#### Task description:
Leaving out the images, please output every entry exactly as it appears.

:: Material provided

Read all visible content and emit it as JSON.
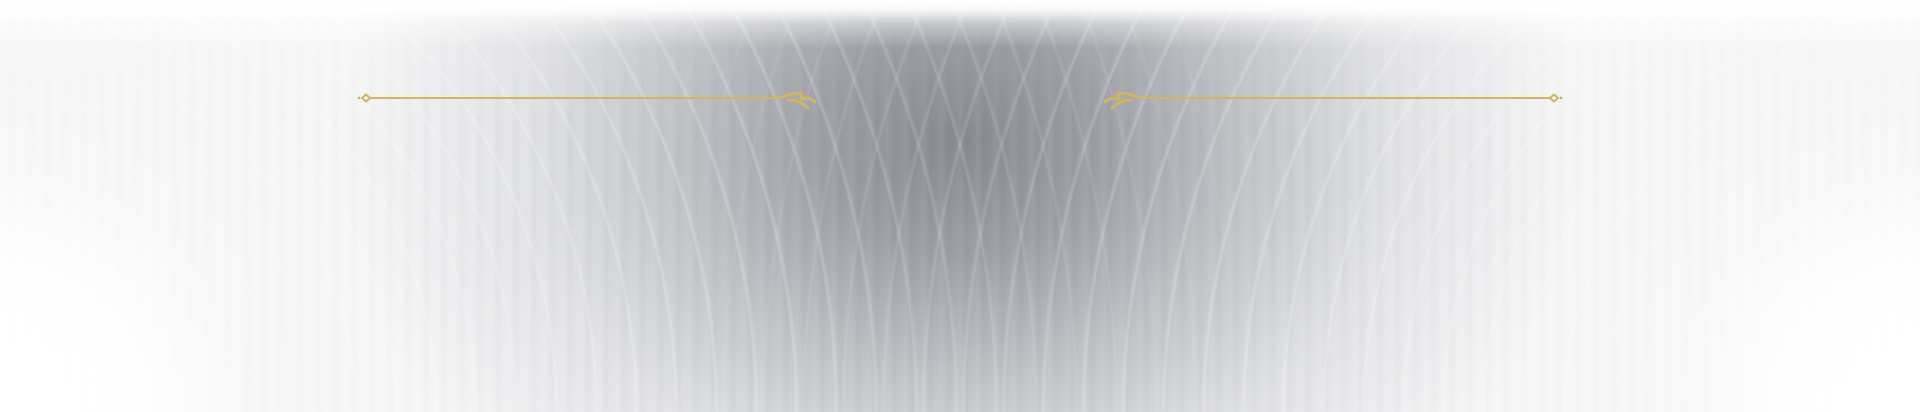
{
  "colors": {
    "ornament_gold": "#d2b461",
    "background_center": "#8a8d94",
    "background_edge": "#ffffff"
  },
  "decorations": {
    "left_ornament_icon": "flourish-line-icon",
    "right_ornament_icon": "flourish-line-icon"
  }
}
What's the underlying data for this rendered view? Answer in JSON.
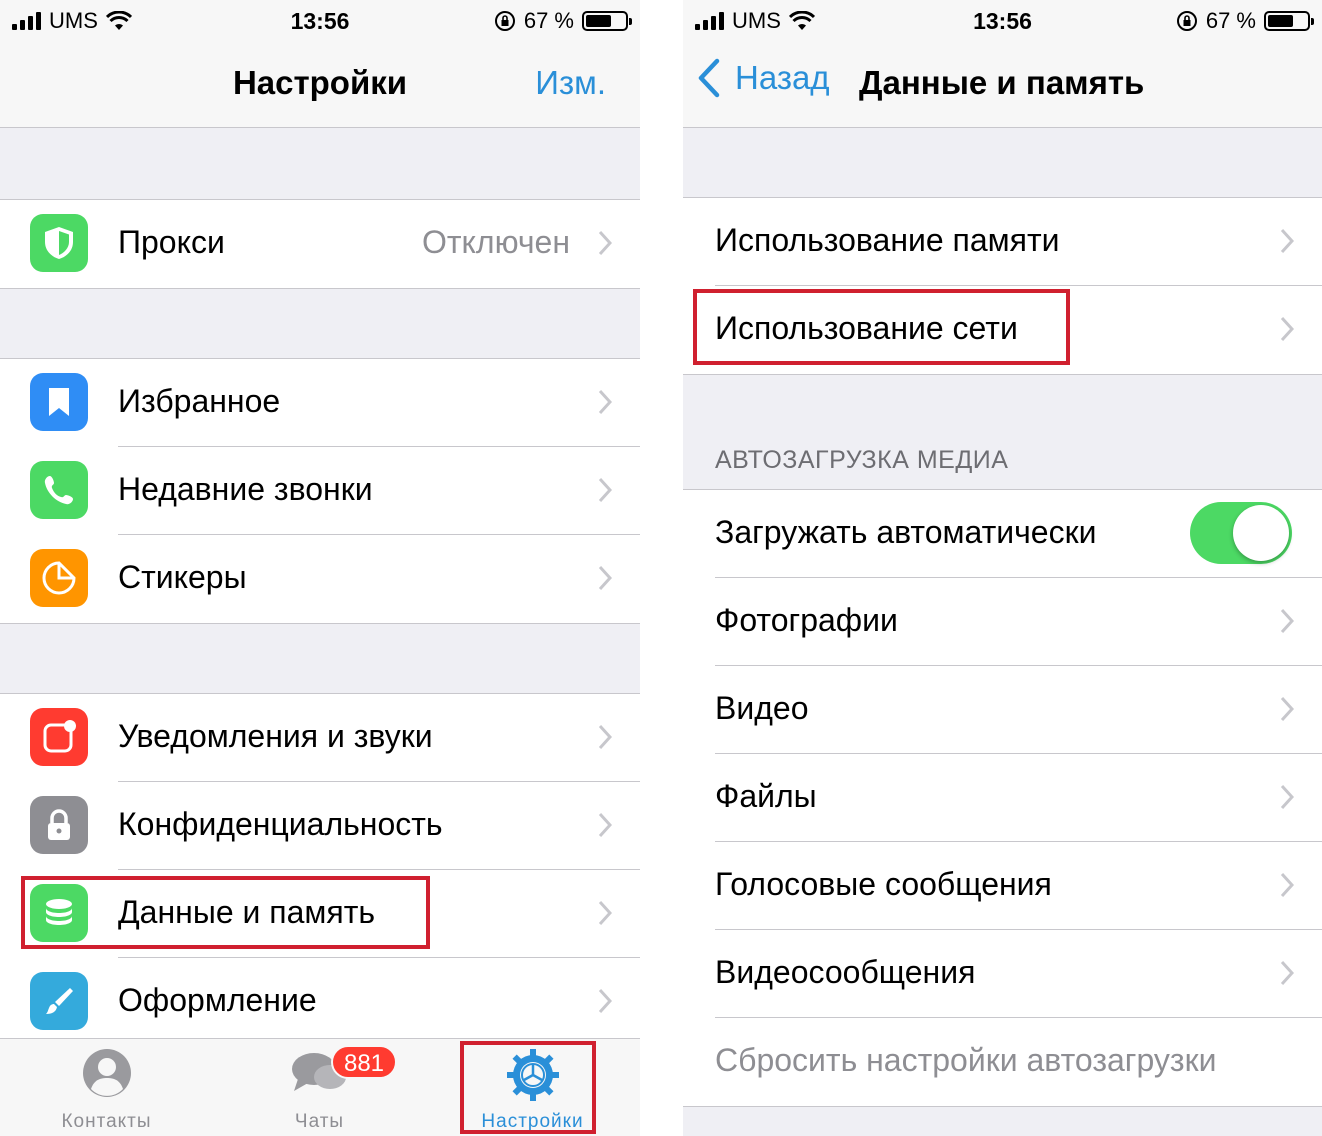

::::

#### Result for this task:
Read all visible content and emit it as JSON.
{
  "colors": {
    "ornament_gold": "#d2b461",
    "background_center": "#8a8d94",
    "background_edge": "#ffffff"
  },
  "decorations": {
    "left_ornament_icon": "flourish-line-icon",
    "right_ornament_icon": "flourish-line-icon"
  }
}
What's the underlying data for this rendered view? Answer in JSON.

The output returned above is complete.